US201562272746 true 2015-12-30 2015-12-30
US62/272,746 2015-12-30

Publications (1)

Publication Number Publication Date
WO2017117359A1 true true WO2017117359A1 (en) 2017-07-06

Family

ID=57861263

Family Applications (1)

Application Number Title Priority Date Filing Date
PCT/US2016/069130 WO2017117359A1 (en) 2015-12-30 2016-12-29 Automatic learning for vehicle classification

Country Status (1)

Country Link
WO (1) WO2017117359A1 (en)

Citations (4)

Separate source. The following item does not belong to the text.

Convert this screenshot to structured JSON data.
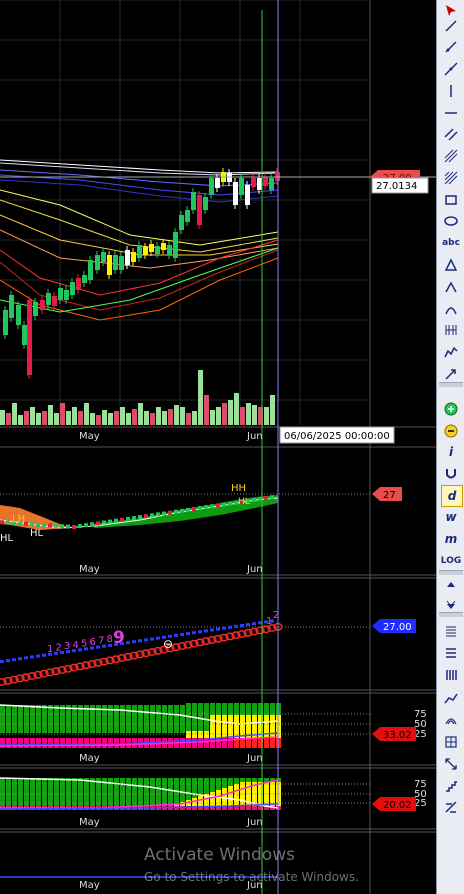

* Cited by examiner, † Cited by third party
Publication number Priority date Publication date Assignee Title
US5434927A (en) 1993-12-08 1995-07-18 Minnesota Mining And Manufacturing Company Method and apparatus for machine vision classification and tracking
US20060200307A1 (en) * 2005-03-04 2006-09-07 Lockheed Martin Corporation Vehicle identification and tracking system
US20130246321A1 (en) 2011-09-30 2013-09-19 International Business Machines Corporation Refinement and calibration mechanism for improving classification of information assets
US20150049914A1 (en) * 2013-08-13 2015-02-19 James Alves License Plate Recognition

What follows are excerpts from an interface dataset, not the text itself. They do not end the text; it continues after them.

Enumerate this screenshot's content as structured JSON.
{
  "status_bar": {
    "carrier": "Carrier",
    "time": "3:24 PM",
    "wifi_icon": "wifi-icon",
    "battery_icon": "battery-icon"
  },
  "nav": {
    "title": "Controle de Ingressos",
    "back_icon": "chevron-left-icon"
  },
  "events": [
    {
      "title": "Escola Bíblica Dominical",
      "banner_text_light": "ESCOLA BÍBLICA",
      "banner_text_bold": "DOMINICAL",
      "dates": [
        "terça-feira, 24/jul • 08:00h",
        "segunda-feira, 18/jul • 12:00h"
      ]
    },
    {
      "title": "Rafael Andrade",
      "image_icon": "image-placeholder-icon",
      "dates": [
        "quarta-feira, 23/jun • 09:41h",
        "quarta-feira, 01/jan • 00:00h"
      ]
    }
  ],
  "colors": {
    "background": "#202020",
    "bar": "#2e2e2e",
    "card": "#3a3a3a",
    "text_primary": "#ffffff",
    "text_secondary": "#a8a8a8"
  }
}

Patent Citations (4)

* Cited by examiner, † Cited by third party
Publication number Priority date Publication date Assignee Title
US5434927A (en) 1993-12-08 1995-07-18 Minnesota Mining And Manufacturing Company Method and apparatus for machine vision classification and tracking
US20060200307A1 (en) * 2005-03-04 2006-09-07 Lockheed Martin Corporation Vehicle identification and tracking system
US20130246321A1 (en) 2011-09-30 2013-09-19 International Business Machines Corporation Refinement and calibration mechanism for improving classification of information assets
US20150049914A1 (en) * 2013-08-13 2015-02-19 James Alves License Plate Recognition

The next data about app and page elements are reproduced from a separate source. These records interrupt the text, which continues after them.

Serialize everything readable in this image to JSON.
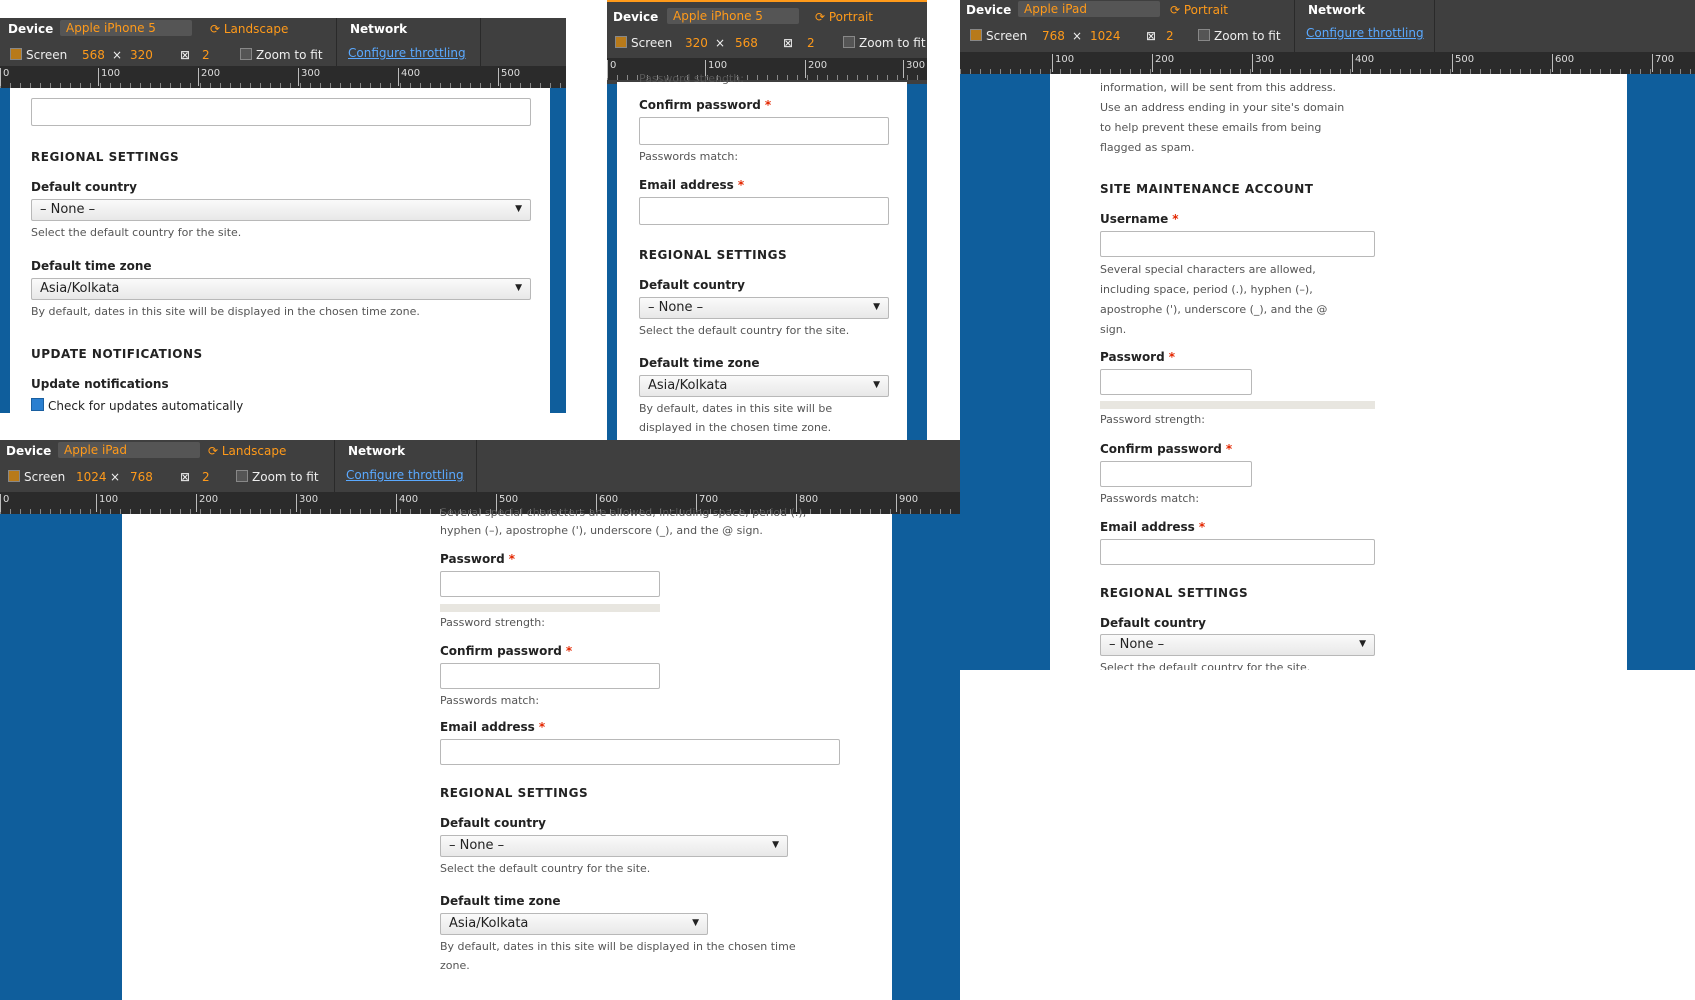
{
  "common": {
    "device_label": "Device",
    "network_label": "Network",
    "screen_label": "Screen",
    "times": "×",
    "zoom_label": "Zoom to fit",
    "throttle_link": "Configure throttling",
    "dpr": "2",
    "rotate_icon": "rotate-icon"
  },
  "p1": {
    "device": "Apple iPhone 5",
    "orientation": "Landscape",
    "w": "568",
    "h": "320",
    "ruler": [
      "0",
      "100",
      "200",
      "300",
      "400",
      "500"
    ],
    "regional": "REGIONAL SETTINGS",
    "country_label": "Default country",
    "country_value": "– None –",
    "country_desc": "Select the default country for the site.",
    "tz_label": "Default time zone",
    "tz_value": "Asia/Kolkata",
    "tz_desc": "By default, dates in this site will be displayed in the chosen time zone.",
    "updates_heading": "UPDATE NOTIFICATIONS",
    "updates_label": "Update notifications",
    "updates_check": "Check for updates automatically"
  },
  "p2": {
    "device": "Apple iPhone 5",
    "orientation": "Portrait",
    "w": "320",
    "h": "568",
    "ruler": [
      "0",
      "100",
      "200",
      "300"
    ],
    "pw_strength": "Password strength:",
    "confirm_label": "Confirm password",
    "match": "Passwords match:",
    "email_label": "Email address",
    "regional": "REGIONAL SETTINGS",
    "country_label": "Default country",
    "country_value": "– None –",
    "country_desc": "Select the default country for the site.",
    "tz_label": "Default time zone",
    "tz_value": "Asia/Kolkata",
    "tz_desc1": "By default, dates in this site will be",
    "tz_desc2": "displayed in the chosen time zone."
  },
  "p3": {
    "device": "Apple iPad",
    "orientation": "Portrait",
    "w": "768",
    "h": "1024",
    "ruler": [
      "100",
      "200",
      "300",
      "400",
      "500",
      "600",
      "700"
    ],
    "info1": "information, will be sent from this address.",
    "info2": "Use an address ending in your site's domain",
    "info3": "to help prevent these emails from being",
    "info4": "flagged as spam.",
    "maint": "SITE MAINTENANCE ACCOUNT",
    "username_label": "Username",
    "uname_desc1": "Several special characters are allowed,",
    "uname_desc2": "including space, period (.), hyphen (–),",
    "uname_desc3": "apostrophe ('), underscore (_), and the @",
    "uname_desc4": "sign.",
    "password_label": "Password",
    "pw_strength": "Password strength:",
    "confirm_label": "Confirm password",
    "match": "Passwords match:",
    "email_label": "Email address",
    "regional": "REGIONAL SETTINGS",
    "country_label": "Default country",
    "country_value": "– None –",
    "country_desc": "Select the default country for the site."
  },
  "p4": {
    "device": "Apple iPad",
    "orientation": "Landscape",
    "w": "1024",
    "h": "768",
    "ruler": [
      "0",
      "100",
      "200",
      "300",
      "400",
      "500",
      "600",
      "700",
      "800",
      "900"
    ],
    "uname_desc1": "Several special characters are allowed, including space, period (.),",
    "uname_desc2": "hyphen (–), apostrophe ('), underscore (_), and the @ sign.",
    "password_label": "Password",
    "pw_strength": "Password strength:",
    "confirm_label": "Confirm password",
    "match": "Passwords match:",
    "email_label": "Email address",
    "regional": "REGIONAL SETTINGS",
    "country_label": "Default country",
    "country_value": "– None –",
    "country_desc": "Select the default country for the site.",
    "tz_label": "Default time zone",
    "tz_value": "Asia/Kolkata",
    "tz_desc1": "By default, dates in this site will be displayed in the chosen time",
    "tz_desc2": "zone."
  }
}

Similar Documents

Publication Publication Date Title
Hsieh et al. Automatic traffic surveillance system for vehicle tracking and classification
Garcia-Garrido et al. Fast traffic sign detection and recognition under changing lighting conditions
Zhang et al. A review on automatic image annotation techniques
US20020168108A1 (en) Event clustering of images using foreground/background segmentation
US7587064B2 (en) Active learning system for object fingerprinting
Geronimo et al. Survey of pedestrian detection for advanced driver assistance systems
Jolly et al. Vehicle segmentation and classification using deformable templates
Kafai et al. Dynamic Bayesian networks for vehicle classification in video
Teichman et al. Towards 3D object recognition via classification of arbitrary object tracks
Jiao et al. A configurable method for multi-style license plate recognition
US20140355835A1 (en) System and method for ocr output verification
US7853072B2 (en) System and method for detecting still objects in images
US20140270350A1 (en) Data driven localization using task-dependent representations
US20120202515A1 (en) Smartphone-based asset management system
Moutarde et al. Robust on-vehicle real-time visual detection of American and European speed limit signs, with a modular Traffic Signs Recognition system
US20130202213A1 (en) Method and system for fast and robust identification of specific product images
US20130170711A1 (en) Edge detection image capture and recognition system
Dlagnekov Video-based Car Surveillance: License Plate, Make, and Model Reconition
US20120045132A1 (en) Method and apparatus for localizing an object within an image
US20130272579A1 (en) Robust cropping of license plate images
CN101859382A (en) License plate detection and identification method based on maximum stable extremal region
US20140085475A1 (en) Dynamic bayesian networks for vehicle classification in video
Chen et al. A localization/verification scheme for finding text in images and video frames based on contrast independent features and machine learning methods
US20150104073A1 (en) Delayed vehicle identification for privacy enforcement
Noh et al. A new framework for background subtraction using multiple cues

Legal Events

Date Code Title Description
121 Ep: the epo has been informed by wipo that ep was designated in this application

Ref document number: 16829201

Country of ref document: EP

Kind code of ref document: A1